| The data |
===============
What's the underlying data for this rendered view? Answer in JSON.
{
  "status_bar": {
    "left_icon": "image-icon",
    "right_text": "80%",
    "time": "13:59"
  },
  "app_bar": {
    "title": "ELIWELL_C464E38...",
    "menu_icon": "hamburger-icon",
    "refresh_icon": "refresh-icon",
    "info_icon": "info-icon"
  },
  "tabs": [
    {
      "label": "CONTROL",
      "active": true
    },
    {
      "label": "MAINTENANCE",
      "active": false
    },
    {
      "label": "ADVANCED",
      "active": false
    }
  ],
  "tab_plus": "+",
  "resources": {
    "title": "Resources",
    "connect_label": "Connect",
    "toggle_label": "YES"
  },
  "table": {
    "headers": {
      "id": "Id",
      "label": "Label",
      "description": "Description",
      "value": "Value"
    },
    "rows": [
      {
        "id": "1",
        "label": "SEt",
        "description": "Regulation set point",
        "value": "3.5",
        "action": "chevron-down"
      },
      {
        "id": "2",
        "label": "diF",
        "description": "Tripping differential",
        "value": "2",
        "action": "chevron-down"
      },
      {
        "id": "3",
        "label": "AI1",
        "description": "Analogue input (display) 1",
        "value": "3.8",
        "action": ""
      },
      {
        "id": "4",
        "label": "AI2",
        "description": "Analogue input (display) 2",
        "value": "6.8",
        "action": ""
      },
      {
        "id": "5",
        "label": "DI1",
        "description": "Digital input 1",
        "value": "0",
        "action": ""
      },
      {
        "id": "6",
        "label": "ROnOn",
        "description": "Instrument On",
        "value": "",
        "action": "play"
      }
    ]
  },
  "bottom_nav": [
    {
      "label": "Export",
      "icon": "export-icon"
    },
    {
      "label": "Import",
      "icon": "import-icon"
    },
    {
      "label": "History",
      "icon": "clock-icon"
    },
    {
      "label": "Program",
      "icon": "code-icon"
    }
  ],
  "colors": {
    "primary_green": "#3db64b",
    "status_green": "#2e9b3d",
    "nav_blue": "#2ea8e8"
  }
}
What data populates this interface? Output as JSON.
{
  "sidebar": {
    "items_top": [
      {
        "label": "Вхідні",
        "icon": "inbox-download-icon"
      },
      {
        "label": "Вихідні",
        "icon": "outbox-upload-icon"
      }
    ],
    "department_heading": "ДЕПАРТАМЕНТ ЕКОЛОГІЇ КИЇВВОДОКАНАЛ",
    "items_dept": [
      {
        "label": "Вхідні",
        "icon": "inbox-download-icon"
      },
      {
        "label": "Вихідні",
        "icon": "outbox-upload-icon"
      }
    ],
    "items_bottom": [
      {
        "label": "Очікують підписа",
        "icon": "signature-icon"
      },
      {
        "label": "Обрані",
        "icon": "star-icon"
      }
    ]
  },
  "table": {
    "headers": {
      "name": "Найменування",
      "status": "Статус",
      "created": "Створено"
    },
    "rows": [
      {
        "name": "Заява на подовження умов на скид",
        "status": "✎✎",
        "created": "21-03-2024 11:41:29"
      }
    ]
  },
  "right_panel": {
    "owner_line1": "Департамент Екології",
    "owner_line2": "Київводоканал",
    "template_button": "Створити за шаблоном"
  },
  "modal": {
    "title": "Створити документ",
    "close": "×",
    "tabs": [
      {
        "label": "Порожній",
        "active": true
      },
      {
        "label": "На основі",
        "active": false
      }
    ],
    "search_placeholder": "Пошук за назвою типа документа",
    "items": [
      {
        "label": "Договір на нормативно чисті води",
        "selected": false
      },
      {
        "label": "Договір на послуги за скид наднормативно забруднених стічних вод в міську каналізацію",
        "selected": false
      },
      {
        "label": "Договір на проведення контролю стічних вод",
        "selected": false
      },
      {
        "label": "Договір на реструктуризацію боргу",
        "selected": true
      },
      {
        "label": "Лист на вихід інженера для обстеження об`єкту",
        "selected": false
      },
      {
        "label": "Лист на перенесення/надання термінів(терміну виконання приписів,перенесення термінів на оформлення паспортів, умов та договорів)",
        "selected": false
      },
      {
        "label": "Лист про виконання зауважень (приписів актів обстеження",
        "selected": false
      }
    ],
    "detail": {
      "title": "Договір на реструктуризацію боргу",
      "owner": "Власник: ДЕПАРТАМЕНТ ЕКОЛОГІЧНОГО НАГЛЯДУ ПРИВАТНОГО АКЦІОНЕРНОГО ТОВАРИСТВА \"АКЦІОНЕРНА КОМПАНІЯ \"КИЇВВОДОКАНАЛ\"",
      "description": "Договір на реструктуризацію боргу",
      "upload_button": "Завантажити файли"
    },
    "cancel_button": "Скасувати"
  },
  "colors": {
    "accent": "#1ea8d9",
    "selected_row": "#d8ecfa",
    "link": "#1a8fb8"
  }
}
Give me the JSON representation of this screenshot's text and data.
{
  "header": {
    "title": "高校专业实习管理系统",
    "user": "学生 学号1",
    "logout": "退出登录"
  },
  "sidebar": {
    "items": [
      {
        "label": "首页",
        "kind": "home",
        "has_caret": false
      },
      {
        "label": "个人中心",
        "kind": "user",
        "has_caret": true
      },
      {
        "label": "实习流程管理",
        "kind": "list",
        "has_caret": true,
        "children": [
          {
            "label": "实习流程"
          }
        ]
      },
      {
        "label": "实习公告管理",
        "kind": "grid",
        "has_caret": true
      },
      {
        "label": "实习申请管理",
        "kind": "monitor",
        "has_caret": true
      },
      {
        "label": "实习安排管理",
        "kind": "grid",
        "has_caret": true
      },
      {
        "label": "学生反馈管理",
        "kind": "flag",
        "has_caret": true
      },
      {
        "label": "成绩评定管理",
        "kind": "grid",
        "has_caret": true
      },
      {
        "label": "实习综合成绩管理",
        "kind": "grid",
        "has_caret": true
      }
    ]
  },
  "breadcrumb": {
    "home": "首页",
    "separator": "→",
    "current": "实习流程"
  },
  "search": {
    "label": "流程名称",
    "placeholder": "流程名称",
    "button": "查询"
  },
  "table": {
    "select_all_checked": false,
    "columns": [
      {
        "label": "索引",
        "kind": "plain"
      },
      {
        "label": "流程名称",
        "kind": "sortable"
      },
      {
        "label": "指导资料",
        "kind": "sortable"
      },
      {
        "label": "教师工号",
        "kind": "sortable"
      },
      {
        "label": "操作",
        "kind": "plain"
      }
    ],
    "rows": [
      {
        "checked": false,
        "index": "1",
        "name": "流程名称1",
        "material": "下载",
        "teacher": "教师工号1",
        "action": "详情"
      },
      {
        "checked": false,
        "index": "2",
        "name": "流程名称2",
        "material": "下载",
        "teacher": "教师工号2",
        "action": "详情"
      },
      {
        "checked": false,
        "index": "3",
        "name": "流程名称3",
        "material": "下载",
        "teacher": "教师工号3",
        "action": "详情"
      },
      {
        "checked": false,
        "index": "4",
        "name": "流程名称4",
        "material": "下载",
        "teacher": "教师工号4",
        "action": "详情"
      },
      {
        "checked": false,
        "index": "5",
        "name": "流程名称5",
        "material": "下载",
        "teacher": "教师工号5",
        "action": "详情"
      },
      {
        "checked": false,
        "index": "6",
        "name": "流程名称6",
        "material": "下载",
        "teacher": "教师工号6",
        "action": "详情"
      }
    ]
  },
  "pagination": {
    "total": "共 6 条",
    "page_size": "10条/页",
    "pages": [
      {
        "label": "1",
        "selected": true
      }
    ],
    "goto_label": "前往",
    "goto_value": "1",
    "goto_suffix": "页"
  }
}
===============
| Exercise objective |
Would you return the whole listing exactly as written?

| Answer area |
What's the underlying data for this rendered view? Answer in JSON.
{
  "status_bar": {
    "left_icon": "image-icon",
    "right_text": "80%",
    "time": "13:59"
  },
  "app_bar": {
    "title": "ELIWELL_C464E38...",
    "menu_icon": "hamburger-icon",
    "refresh_icon": "refresh-icon",
    "info_icon": "info-icon"
  },
  "tabs": [
    {
      "label": "CONTROL",
      "active": true
    },
    {
      "label": "MAINTENANCE",
      "active": false
    },
    {
      "label": "ADVANCED",
      "active": false
    }
  ],
  "tab_plus": "+",
  "resources": {
    "title": "Resources",
    "connect_label": "Connect",
    "toggle_label": "YES"
  },
  "table": {
    "headers": {
      "id": "Id",
      "label": "Label",
      "description": "Description",
      "value": "Value"
    },
    "rows": [
      {
        "id": "1",
        "label": "SEt",
        "description": "Regulation set point",
        "value": "3.5",
        "action": "chevron-down"
      },
      {
        "id": "2",
        "label": "diF",
        "description": "Tripping differential",
        "value": "2",
        "action": "chevron-down"
      },
      {
        "id": "3",
        "label": "AI1",
        "description": "Analogue input (display) 1",
        "value": "3.8",
        "action": ""
      },
      {
        "id": "4",
        "label": "AI2",
        "description": "Analogue input (display) 2",
        "value": "6.8",
        "action": ""
      },
      {
        "id": "5",
        "label": "DI1",
        "description": "Digital input 1",
        "value": "0",
        "action": ""
      },
      {
        "id": "6",
        "label": "ROnOn",
        "description": "Instrument On",
        "value": "",
        "action": "play"
      }
    ]
  },
  "bottom_nav": [
    {
      "label": "Export",
      "icon": "export-icon"
    },
    {
      "label": "Import",
      "icon": "import-icon"
    },
    {
      "label": "History",
      "icon": "clock-icon"
    },
    {
      "label": "Program",
      "icon": "code-icon"
    }
  ],
  "colors": {
    "primary_green": "#3db64b",
    "status_green": "#2e9b3d",
    "nav_blue": "#2ea8e8"
  }
}
What data populates this interface? Output as JSON.
{
  "sidebar": {
    "items_top": [
      {
        "label": "Вхідні",
        "icon": "inbox-download-icon"
      },
      {
        "label": "Вихідні",
        "icon": "outbox-upload-icon"
      }
    ],
    "department_heading": "ДЕПАРТАМЕНТ ЕКОЛОГІЇ КИЇВВОДОКАНАЛ",
    "items_dept": [
      {
        "label": "Вхідні",
        "icon": "inbox-download-icon"
      },
      {
        "label": "Вихідні",
        "icon": "outbox-upload-icon"
      }
    ],
    "items_bottom": [
      {
        "label": "Очікують підписа",
        "icon": "signature-icon"
      },
      {
        "label": "Обрані",
        "icon": "star-icon"
      }
    ]
  },
  "table": {
    "headers": {
      "name": "Найменування",
      "status": "Статус",
      "created": "Створено"
    },
    "rows": [
      {
        "name": "Заява на подовження умов на скид",
        "status": "✎✎",
        "created": "21-03-2024 11:41:29"
      }
    ]
  },
  "right_panel": {
    "owner_line1": "Департамент Екології",
    "owner_line2": "Київводоканал",
    "template_button": "Створити за шаблоном"
  },
  "modal": {
    "title": "Створити документ",
    "close": "×",
    "tabs": [
      {
        "label": "Порожній",
        "active": true
      },
      {
        "label": "На основі",
        "active": false
      }
    ],
    "search_placeholder": "Пошук за назвою типа документа",
    "items": [
      {
        "label": "Договір на нормативно чисті води",
        "selected": false
      },
      {
        "label": "Договір на послуги за скид наднормативно забруднених стічних вод в міську каналізацію",
        "selected": false
      },
      {
        "label": "Договір на проведення контролю стічних вод",
        "selected": false
      },
      {
        "label": "Договір на реструктуризацію боргу",
        "selected": true
      },
      {
        "label": "Лист на вихід інженера для обстеження об`єкту",
        "selected": false
      },
      {
        "label": "Лист на перенесення/надання термінів(терміну виконання приписів,перенесення термінів на оформлення паспортів, умов та договорів)",
        "selected": false
      },
      {
        "label": "Лист про виконання зауважень (приписів актів обстеження",
        "selected": false
      }
    ],
    "detail": {
      "title": "Договір на реструктуризацію боргу",
      "owner": "Власник: ДЕПАРТАМЕНТ ЕКОЛОГІЧНОГО НАГЛЯДУ ПРИВАТНОГО АКЦІОНЕРНОГО ТОВАРИСТВА \"АКЦІОНЕРНА КОМПАНІЯ \"КИЇВВОДОКАНАЛ\"",
      "description": "Договір на реструктуризацію боргу",
      "upload_button": "Завантажити файли"
    },
    "cancel_button": "Скасувати"
  },
  "colors": {
    "accent": "#1ea8d9",
    "selected_row": "#d8ecfa",
    "link": "#1a8fb8"
  }
}
Give me the JSON representation of this screenshot's text and data.
{
  "header": {
    "title": "高校专业实习管理系统",
    "user": "学生 学号1",
    "logout": "退出登录"
  },
  "sidebar": {
    "items": [
      {
        "label": "首页",
        "kind": "home",
        "has_caret": false
      },
      {
        "label": "个人中心",
        "kind": "user",
        "has_caret": true
      },
      {
        "label": "实习流程管理",
        "kind": "list",
        "has_caret": true,
        "children": [
          {
            "label": "实习流程"
          }
        ]
      },
      {
        "label": "实习公告管理",
        "kind": "grid",
        "has_caret": true
      },
      {
        "label": "实习申请管理",
        "kind": "monitor",
        "has_caret": true
      },
      {
        "label": "实习安排管理",
        "kind": "grid",
        "has_caret": true
      },
      {
        "label": "学生反馈管理",
        "kind": "flag",
        "has_caret": true
      },
      {
        "label": "成绩评定管理",
        "kind": "grid",
        "has_caret": true
      },
      {
        "label": "实习综合成绩管理",
        "kind": "grid",
        "has_caret": true
      }
    ]
  },
  "breadcrumb": {
    "home": "首页",
    "separator": "→",
    "current": "实习流程"
  },
  "search": {
    "label": "流程名称",
    "placeholder": "流程名称",
    "button": "查询"
  },
  "table": {
    "select_all_checked": false,
    "columns": [
      {
        "label": "索引",
        "kind": "plain"
      },
      {
        "label": "流程名称",
        "kind": "sortable"
      },
      {
        "label": "指导资料",
        "kind": "sortable"
      },
      {
        "label": "教师工号",
        "kind": "sortable"
      },
      {
        "label": "操作",
        "kind": "plain"
      }
    ],
    "rows": [
      {
        "checked": false,
        "index": "1",
        "name": "流程名称1",
        "material": "下载",
        "teacher": "教师工号1",
        "action": "详情"
      },
      {
        "checked": false,
        "index": "2",
        "name": "流程名称2",
        "material": "下载",
        "teacher": "教师工号2",
        "action": "详情"
      },
      {
        "checked": false,
        "index": "3",
        "name": "流程名称3",
        "material": "下载",
        "teacher": "教师工号3",
        "action": "详情"
      },
      {
        "checked": false,
        "index": "4",
        "name": "流程名称4",
        "material": "下载",
        "teacher": "教师工号4",
        "action": "详情"
      },
      {
        "checked": false,
        "index": "5",
        "name": "流程名称5",
        "material": "下载",
        "teacher": "教师工号5",
        "action": "详情"
      },
      {
        "checked": false,
        "index": "6",
        "name": "流程名称6",
        "material": "下载",
        "teacher": "教师工号6",
        "action": "详情"
      }
    ]
  },
  "pagination": {
    "total": "共 6 条",
    "page_size": "10条/页",
    "pages": [
      {
        "label": "1",
        "selected": true
      }
    ],
    "goto_label": "前往",
    "goto_value": "1",
    "goto_suffix": "页"
  }
}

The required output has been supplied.